However, that doesn’t really help us if we want a computer to analyze code to find clones. So let’s take a look at a definition used in literature that we can throw at a computer:
- Type I clones: two segments are clones if they are identical save for whitespace and comments.
- Type II clones: allow for consistent renaming of identifiers and changing the values of literals.
- Type III clones: several statements may be different between clones.
I guess it is example time!
Continue reading Copy Pasta and its effects on Code Quality (a.k.a. Term Paper on Code Clones)
Just a few weeks after coming back from my time abroad, I found myself travelling again for the weekend: In Regensburg (about 1h from Munich), Hackaburg was taking place for the second time. It is a student-run hackathon at OTH Regensburg. I had a blast there the last time, so I naturally decided to go this year as well.
Unlike most of the previous hackathons I attended, we already formed a team prior to the event – all of us Master’s students at TUM. Combined, our team has a little under 20 years of study time at TUM under the belt (which makes me feel kind of wise but also really old 😉 ).
The event kicked off with keynotes by sponsors and pitches by a couple of other participants looking for team members. Soon after, our team was sitting in a bar in downtown Regensburg, trying to think of what we wanted to build. While we had a bunch of decent ideas, none of them quite felt right. So, we decided to start over with a fresh mind the following morning.
Since I am at Waterloo this term I have the awesome opportunity to dive into North American Hackathon culture. The first event I took part in was Hack the North in the middle of September. It is Canada’s biggest hackathon and well known even in Europe.
After meeting a lot of awesome people at the team building and brainstorming session, I decided to form a team together with three full-time Waterloo students and we set out to pursue an education-related idea: Did your teachers in grade school ever reward you for doing well in class with stars and/or stickers? Some of our teachers went beyond this and rewarded their students with points that could be spent on rewards, such as pizza, movie days, and toys. This was the original idea for what later came to be called Points and Me; to create a elegant, approachable, and friendly system for rewarding students for excelling in academics.
So, a couple of other exchange students and me were asked to give a short presentation on our home universities and opportunities to go to Germany at The University of Waterloo. This post is an attempt to collect some of the relevant information so others can refer to it later.
This past Saturday, two friends and I took part in the German Collegiate Programming Contest. Since none of us actually trained much beforehand and it was the first ICPC-like programming contest for two thirds of the team (me included), we were not one of those teams that managed to solve almost all problems, but ended right in the middle of the ranking with a total of three solved problems (even though we were really, really close to solving four 😉 ).
Nevertheless, I’d like to share some insights into one of the problems the organizers of the GCPC came up with.
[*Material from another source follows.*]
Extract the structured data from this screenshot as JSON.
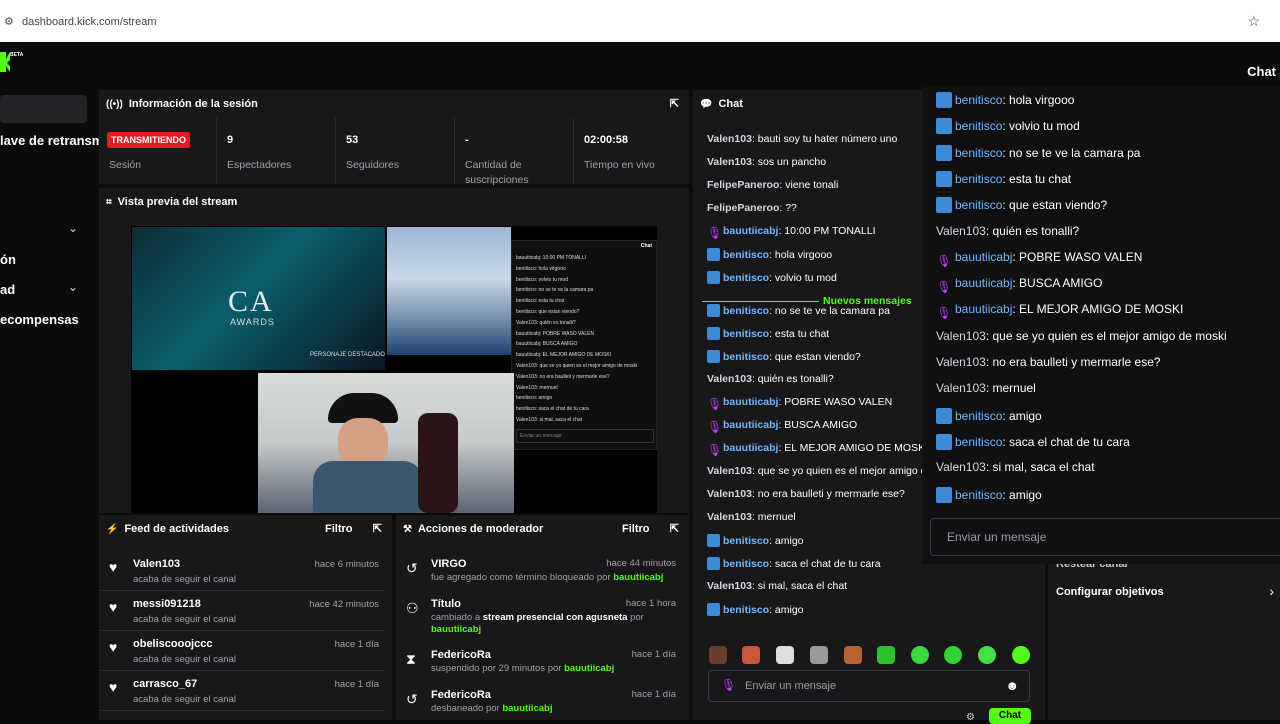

I really like it because there is a beautiful algorithm that you can apply to it and (mostly because) it is somewhat StarTrek related 😉 . The problem I’m talking about is problem L of the GCPC 2016 which you can find in this PDF. The solution of course contains spoilers, so if the problem statement makes you curious I’d recommend giving it a try first and coming back later to see if you found a more elegant solution. If you are a TUM student, you can even run it against all the tests that were used in the contest on TUMJudge.